At MSU Press, we advise authors, especially first-time authors, to do as much self-promotion as possible, because there is a positive correlation between authors’ self-promotion and their book sales. As dedicated as your press team is to your book, they likely need your help to identify some segments of the audience for your book, and they are promoting multiple books and might only be able to afford to spend a certain amount of resources to each one. Your press will ask you to fill out a marketing questionnaire when you submit your final manuscript. Take this form seriously and fill it out as completely as you can.
In addition to promoting your book on your social media, it is a good idea to interact with individual and community web pages that are relevant to your book in hopes that through these relationships, your posts on your book will be shared. Also be sure to send out notices to any listservs or newsletters that you receive.
Bring your book to any conferences you attend, and if these meetings host book panel or author-meets-critics sessions, apply to do one.
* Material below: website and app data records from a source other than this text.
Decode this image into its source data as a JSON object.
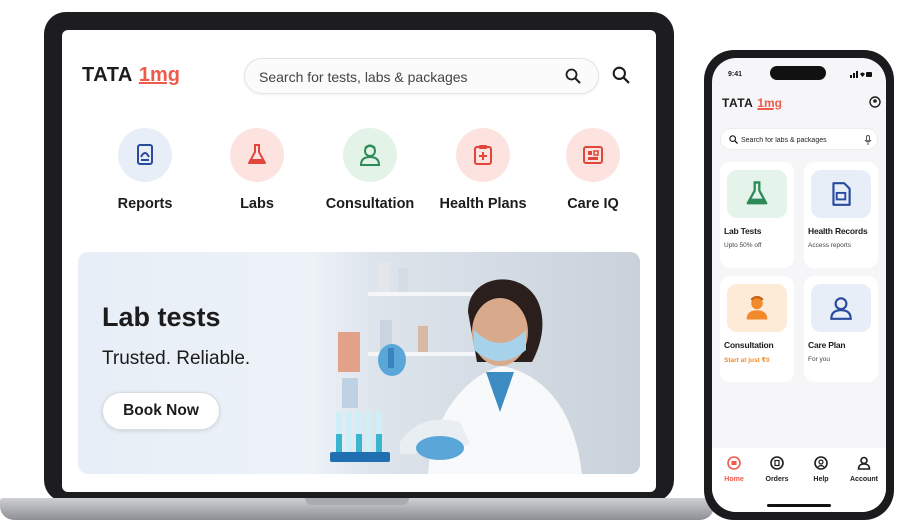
{
  "web": {
    "logo": {
      "tata": "TATA",
      "onemg": "1mg"
    },
    "search": {
      "placeholder": "Search for tests, labs & packages"
    },
    "categories": [
      {
        "label": "Reports",
        "icon": "report-icon",
        "bg": "#e8eef8",
        "color": "#2a4aa0"
      },
      {
        "label": "Labs",
        "icon": "flask-icon",
        "bg": "#fde3e0",
        "color": "#e2463b"
      },
      {
        "label": "Consultation",
        "icon": "doctor-icon",
        "bg": "#e3f3e8",
        "color": "#2e8b57"
      },
      {
        "label": "Health Plans",
        "icon": "clipboard-plus-icon",
        "bg": "#fde3e0",
        "color": "#e2463b"
      },
      {
        "label": "Care IQ",
        "icon": "care-board-icon",
        "bg": "#fde3e0",
        "color": "#e2463b"
      }
    ],
    "banner": {
      "title": "Lab tests",
      "subtitle": "Trusted. Reliable.",
      "cta": "Book Now"
    }
  },
  "phone": {
    "status_time": "9:41",
    "logo": {
      "tata": "TATA",
      "onemg": "1mg"
    },
    "search": {
      "placeholder": "Search for labs & packages"
    },
    "tiles": [
      {
        "title": "Lab Tests",
        "subtitle": "Upto 50% off",
        "icon": "flask-icon",
        "bg": "#e4f4ea",
        "color": "#2e8b57"
      },
      {
        "title": "Health Records",
        "subtitle": "Access reports",
        "icon": "document-icon",
        "bg": "#e8eef8",
        "color": "#2a4aa0"
      },
      {
        "title": "Consultation",
        "subtitle": "Start at just ₹0",
        "icon": "doctor-icon",
        "bg": "#fdebd8",
        "color": "#f28a2b"
      },
      {
        "title": "Care Plan",
        "subtitle": "For you",
        "icon": "person-icon",
        "bg": "#e8eef8",
        "color": "#2a4aa0"
      }
    ],
    "nav": [
      {
        "label": "Home",
        "icon": "home-icon",
        "active": true
      },
      {
        "label": "Orders",
        "icon": "orders-icon",
        "active": false
      },
      {
        "label": "Help",
        "icon": "help-icon",
        "active": false
      },
      {
        "label": "Account",
        "icon": "account-icon",
        "active": false
      }
    ]
  },
  "colors": {
    "brand_red": "#f05a4a",
    "accent_orange": "#f28a2b",
    "text_dark": "#1c1c1c"
  }
}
If your press is going to exhibit at the conference, ask about the possibility of doing a signing.
Research any book awards that your book may be eligible for, list these opportunities on the marketing questionnaire, and then coordinate awards submission with your publisher. Some require authors to self-nominate; others require publishers to do so.
It is also highly recommended that authors build relationships with their local and regional booksellers. It can be a little daunting to make contact on your own, but booksellers not only appreciate personal relationships with authors but also are generally excited to feature local ones. Your presence promoting your book often translates into more direct sales for them, especially if you can arrange for book signings or similar events.
—Michigan State University Press, February 2021
Promote the book on your website, blog, or social networking sites. If you haven’t done this already, include your book’s URL (web address) so if people read about the book on your blog, for example, all they have to do is click to our site to place an order. Consider posting videos of yourself discussing the book or being interviewed about the book. Be as creative as possible!
Post information about your book on online listservs, newsgroups, or forums in your field (e.g., H-Net, Humanities Commons). A posting should contain a brief description of the book and a link to the book’s page on the press’s website. It is always best to check the “netiquette” of such forums to be sure they allow for book announcements—some do not.
Schedule readings at local bookstores, local libraries, your academic department, or other appropriate venues. Be sure to let your press know the details of these events so they can add them to their online events calendar.
Write op-ed pieces relating to your book’s subject matter for your school paper, local paper, the Chronicle of Higher Education, online newsletters like Inside Higher Education, and blogs that deal with either your book’s subject matter or are scholarly in nature (if your book is a scholarly book).
If your book has mass-market appeal, consider posting on blogs that deal with pop culture or mass-market topics. Look into becoming a contributor to webzines and blogs like PopMatters and The Conversation—sites that publish reviews, interviews, and detailed essays on cultural studies.
Contact your university news bureau and your alumni associations to encourage them to include information about your new book on their websites and in their publications.
Encourage the librarian at your institution to purchase a copy of your book for the library’s collection.
Attend and present at scholarly meetings. Be sure to let your press know what meetings you will be at and when the meetings are going to be. If your press has a booth at the conference, tell people where they can find it and your book after you present a paper. It is likely that your press will be unable to attend every conference that you attend, but they can often supply you with a flier, perhaps offering a discount to conference attendees, that you can share with your colleagues. Be sure to bring a copy of your book to the meeting to show other scholars.
Consider course adoptions. Think about your colleagues or peers who might use your book in their classes. Urge them to request exam copies and use your work in their teaching. Provide a list to your publisher of possible course adopters or academic influencers in your field and urge your press to send them complimentary copies.
Keep abreast of current events. Pay attention to news that can serve as a publicity hook for your book and let your publicist know about it.
—AUPresses Faculty Outreach Committee, April 2020
Authors can do a number of things to help promote their book throughout the publication process. Here are a few suggested by the AUPresses Marketing Committee.
During the production process, add your book’s URL (web address) to the signature line of your emails, your website, blog, or social networking sites, your university/professional website bio page, and other venues.
If you haven’t already done so already, create a Facebook, Twitter, and other social networking site accounts to promote your book. You will want to do this several months before the publication date so you can establish a group of followers.
Be sure to follow your press on social media and re-tweet its posts about your book. We recommend joining online listservs (e.g., H-Net), newsgroups, or forums in your field to become part of the discussion/community.
Tell all of your friends and colleagues about the book and direct them to your book’s page on the press’s website. Ask them to spread the word as well; word-of-mouth is a powerful tool.
—AUPresses Faculty Outreach Committee, February 2019